◆ Task data:
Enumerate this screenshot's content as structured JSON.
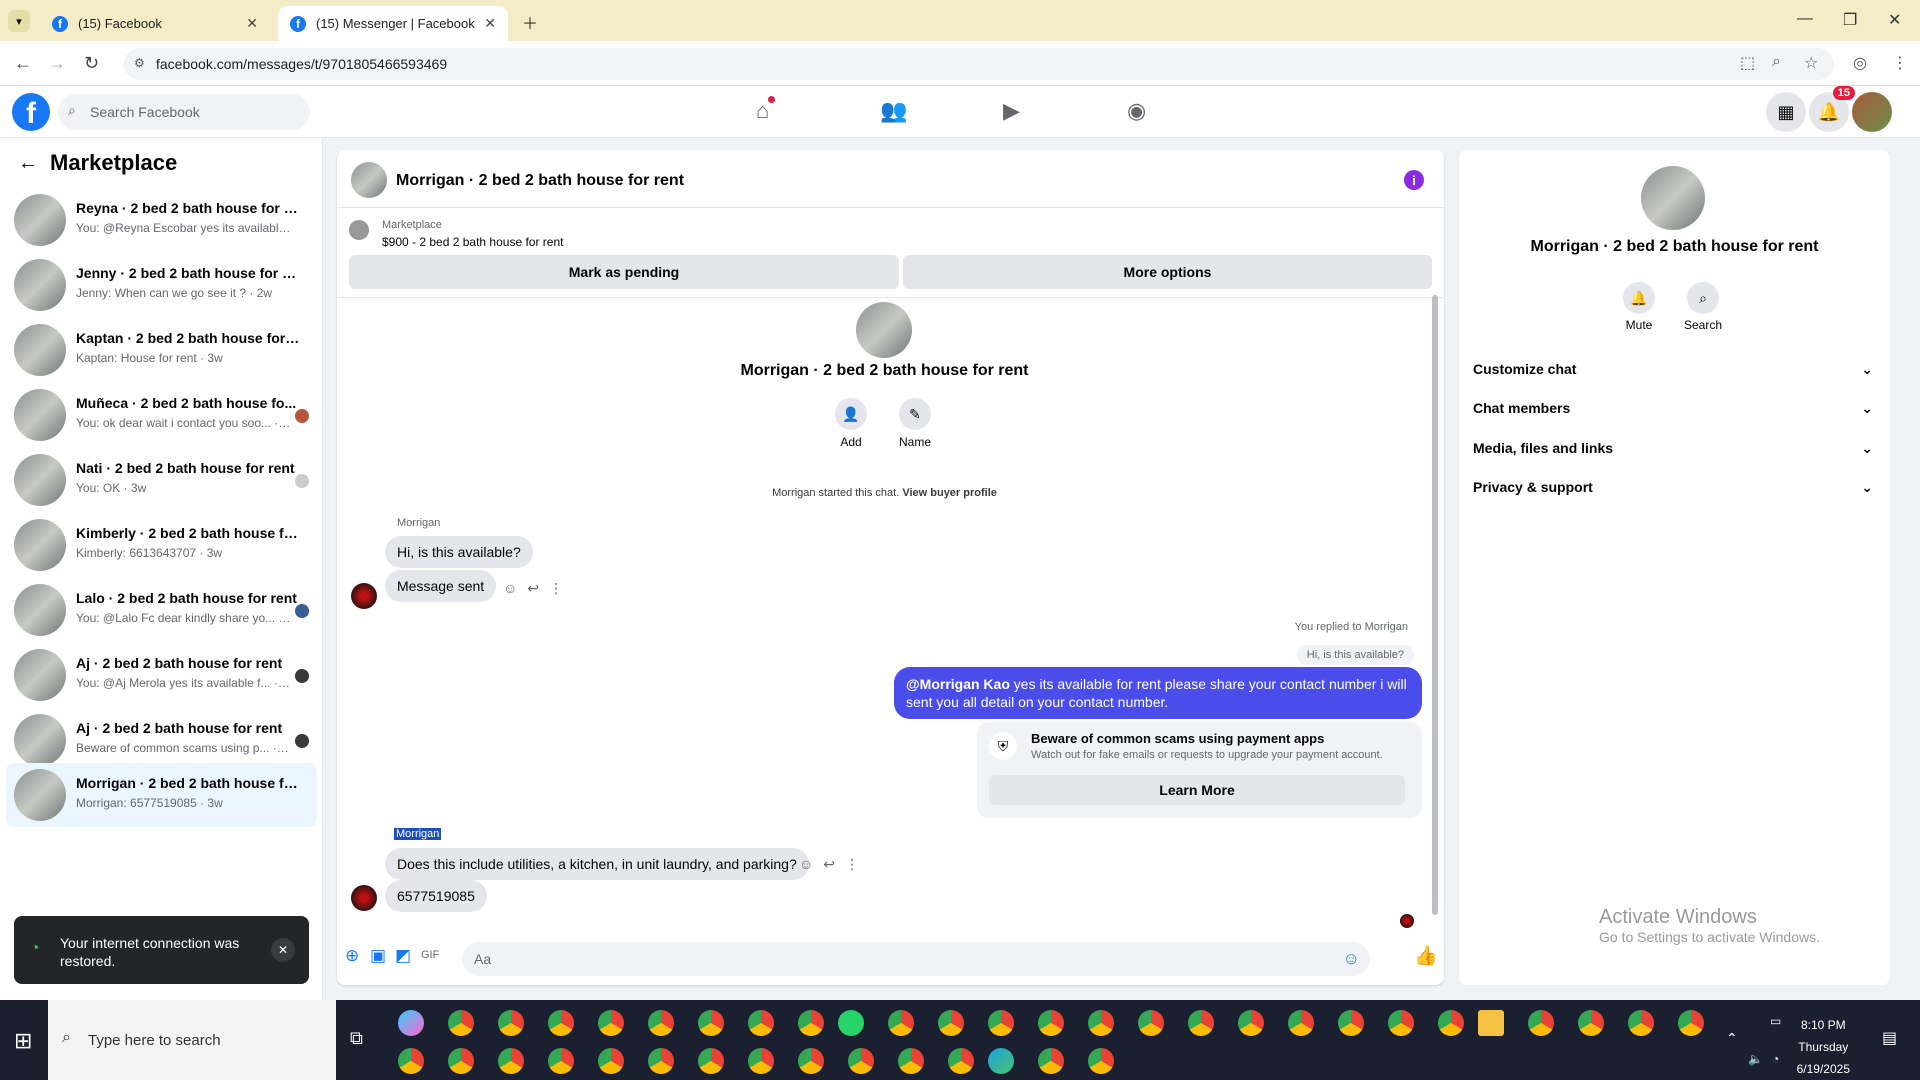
{
  "browser": {
    "tabs": [
      {
        "title": "(15) Facebook"
      },
      {
        "title": "(15) Messenger | Facebook"
      }
    ],
    "url": "facebook.com/messages/t/9701805466593469"
  },
  "fb": {
    "search_placeholder": "Search Facebook",
    "notifications_count": "15"
  },
  "sidebar": {
    "title": "Marketplace",
    "conversations": [
      {
        "name": "Reyna · 2 bed 2 bath house for rent",
        "preview": "You: @Reyna Escobar yes its available... · 2w"
      },
      {
        "name": "Jenny · 2 bed 2 bath house for rent",
        "preview": "Jenny: When can we go see it ? · 2w"
      },
      {
        "name": "Kaptan · 2 bed 2 bath house for rent",
        "preview": "Kaptan: House for rent · 3w"
      },
      {
        "name": "Muñeca · 2 bed 2 bath house fo...",
        "preview": "You: ok dear wait i contact you soo... · 3w"
      },
      {
        "name": "Nati · 2 bed 2 bath house for rent",
        "preview": "You: OK · 3w"
      },
      {
        "name": "Kimberly · 2 bed 2 bath house for ...",
        "preview": "Kimberly: 6613643707 · 3w"
      },
      {
        "name": "Lalo · 2 bed 2 bath house for rent",
        "preview": "You: @Lalo Fc dear kindly share yo... · 3w"
      },
      {
        "name": "Aj · 2 bed 2 bath house for rent",
        "preview": "You: @Aj Merola yes its available f... · 3w"
      },
      {
        "name": "Aj · 2 bed 2 bath house for rent",
        "preview": "Beware of common scams using p... · 3w"
      },
      {
        "name": "Morrigan · 2 bed 2 bath house for ...",
        "preview": "Morrigan: 6577519085 · 3w"
      }
    ]
  },
  "toast": {
    "message": "Your internet connection was restored."
  },
  "chat": {
    "title": "Morrigan · 2 bed 2 bath house for rent",
    "listing_source": "Marketplace",
    "listing": "$900 - 2 bed 2 bath house for rent",
    "mark_pending": "Mark as pending",
    "more_options": "More options",
    "profile_name": "Morrigan · 2 bed 2 bath house for rent",
    "add_label": "Add",
    "name_label": "Name",
    "started_text": "Morrigan started this chat.",
    "view_buyer": "View buyer profile",
    "sender": "Morrigan",
    "msg1": "Hi, is this available?",
    "msg2": "Message sent",
    "replied_to": "You replied to Morrigan",
    "reply_ref": "Hi, is this available?",
    "out_mention": "@Morrigan Kao",
    "out_text": " yes its available for rent please share your contact number i will sent you all detail on your contact number.",
    "scam_title": "Beware of common scams using payment apps",
    "scam_sub": "Watch out for fake emails or requests to upgrade your payment account.",
    "learn_more": "Learn More",
    "sender2": "Morrigan",
    "msg3": "Does this include utilities, a kitchen, in unit laundry, and parking?",
    "msg4": "6577519085",
    "composer_placeholder": "Aa"
  },
  "right_panel": {
    "name": "Morrigan · 2 bed 2 bath house for rent",
    "mute": "Mute",
    "search": "Search",
    "sections": [
      "Customize chat",
      "Chat members",
      "Media, files and links",
      "Privacy & support"
    ]
  },
  "watermark": {
    "title": "Activate Windows",
    "sub": "Go to Settings to activate Windows."
  },
  "taskbar": {
    "search_placeholder": "Type here to search",
    "time": "8:10 PM",
    "day": "Thursday",
    "date": "6/19/2025"
  },
  "colors": {
    "accent": "#1877f2",
    "out_bubble": "#4a4dea"
  }
}
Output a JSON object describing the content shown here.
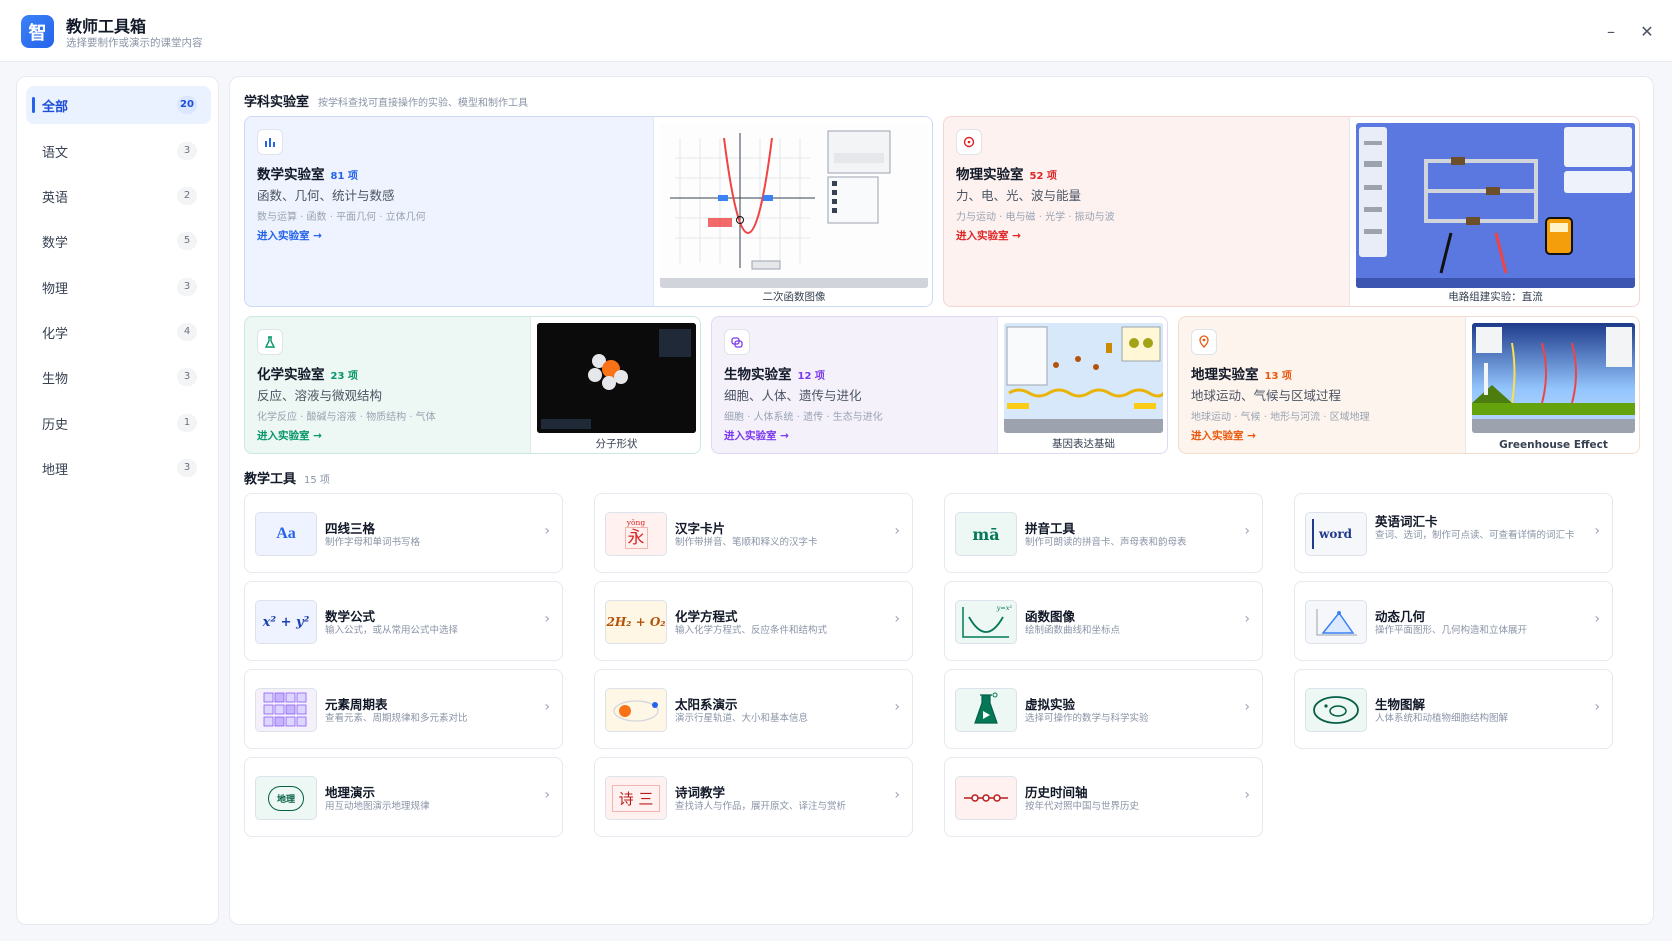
{
  "app": {
    "logo_char": "智",
    "title": "教师工具箱",
    "subtitle": "选择要制作或演示的课堂内容"
  },
  "window_controls": {
    "minimize": "–",
    "close": "✕"
  },
  "sidebar": {
    "items": [
      {
        "label": "全部",
        "count": "20",
        "active": true
      },
      {
        "label": "语文",
        "count": "3"
      },
      {
        "label": "英语",
        "count": "2"
      },
      {
        "label": "数学",
        "count": "5"
      },
      {
        "label": "物理",
        "count": "3"
      },
      {
        "label": "化学",
        "count": "4"
      },
      {
        "label": "生物",
        "count": "3"
      },
      {
        "label": "历史",
        "count": "1"
      },
      {
        "label": "地理",
        "count": "3"
      }
    ]
  },
  "labs_section": {
    "title": "学科实验室",
    "subtitle": "按学科查找可直接操作的实验、模型和制作工具"
  },
  "labs": [
    {
      "name": "数学实验室",
      "count": "81 项",
      "desc": "函数、几何、统计与数感",
      "tags": "数与运算 · 函数 · 平面几何 · 立体几何",
      "link": "进入实验室 →",
      "caption": "二次函数图像",
      "accent": "#2563eb",
      "icon": "bar-chart-icon"
    },
    {
      "name": "物理实验室",
      "count": "52 项",
      "desc": "力、电、光、波与能量",
      "tags": "力与运动 · 电与磁 · 光学 · 振动与波",
      "link": "进入实验室 →",
      "caption": "电路组建实验：直流",
      "accent": "#dc2626",
      "icon": "atom-icon"
    },
    {
      "name": "化学实验室",
      "count": "23 项",
      "desc": "反应、溶液与微观结构",
      "tags": "化学反应 · 酸碱与溶液 · 物质结构 · 气体",
      "link": "进入实验室 →",
      "caption": "分子形状",
      "accent": "#059669",
      "icon": "flask-icon"
    },
    {
      "name": "生物实验室",
      "count": "12 项",
      "desc": "细胞、人体、遗传与进化",
      "tags": "细胞 · 人体系统 · 遗传 · 生态与进化",
      "link": "进入实验室 →",
      "caption": "基因表达基础",
      "accent": "#7c3aed",
      "icon": "cell-icon"
    },
    {
      "name": "地理实验室",
      "count": "13 项",
      "desc": "地球运动、气候与区域过程",
      "tags": "地球运动 · 气候 · 地形与河流 · 区域地理",
      "link": "进入实验室 →",
      "caption": "Greenhouse Effect",
      "accent": "#ea580c",
      "icon": "map-pin-icon"
    }
  ],
  "tools_section": {
    "title": "教学工具",
    "count": "15 项"
  },
  "tools": [
    {
      "name": "四线三格",
      "desc": "制作字母和单词书写格",
      "glyph": "Aa"
    },
    {
      "name": "汉字卡片",
      "desc": "制作带拼音、笔顺和释义的汉字卡",
      "glyph": "永",
      "sup": "yǒng"
    },
    {
      "name": "拼音工具",
      "desc": "制作可朗读的拼音卡、声母表和韵母表",
      "glyph": "mā"
    },
    {
      "name": "英语词汇卡",
      "desc": "查词、选词，制作可点读、可查看详情的词汇卡",
      "glyph": "word"
    },
    {
      "name": "数学公式",
      "desc": "输入公式，或从常用公式中选择",
      "glyph": "x² + y²"
    },
    {
      "name": "化学方程式",
      "desc": "输入化学方程式、反应条件和结构式",
      "glyph": "2H₂ + O₂"
    },
    {
      "name": "函数图像",
      "desc": "绘制函数曲线和坐标点",
      "glyph": "y=x²"
    },
    {
      "name": "动态几何",
      "desc": "操作平面图形、几何构造和立体展开",
      "glyph": ""
    },
    {
      "name": "元素周期表",
      "desc": "查看元素、周期规律和多元素对比",
      "glyph": ""
    },
    {
      "name": "太阳系演示",
      "desc": "演示行星轨道、大小和基本信息",
      "glyph": ""
    },
    {
      "name": "虚拟实验",
      "desc": "选择可操作的数学与科学实验",
      "glyph": ""
    },
    {
      "name": "生物图解",
      "desc": "人体系统和动植物细胞结构图解",
      "glyph": ""
    },
    {
      "name": "地理演示",
      "desc": "用互动地图演示地理规律",
      "glyph": "地理"
    },
    {
      "name": "诗词教学",
      "desc": "查找诗人与作品，展开原文、译注与赏析",
      "glyph": "诗 三"
    },
    {
      "name": "历史时间轴",
      "desc": "按年代对照中国与世界历史",
      "glyph": ""
    }
  ]
}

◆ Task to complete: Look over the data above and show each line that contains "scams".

◆ Reply:
        "preview": "Beware of common scams using p... · 3w"
    "scam_title": "Beware of common scams using payment apps",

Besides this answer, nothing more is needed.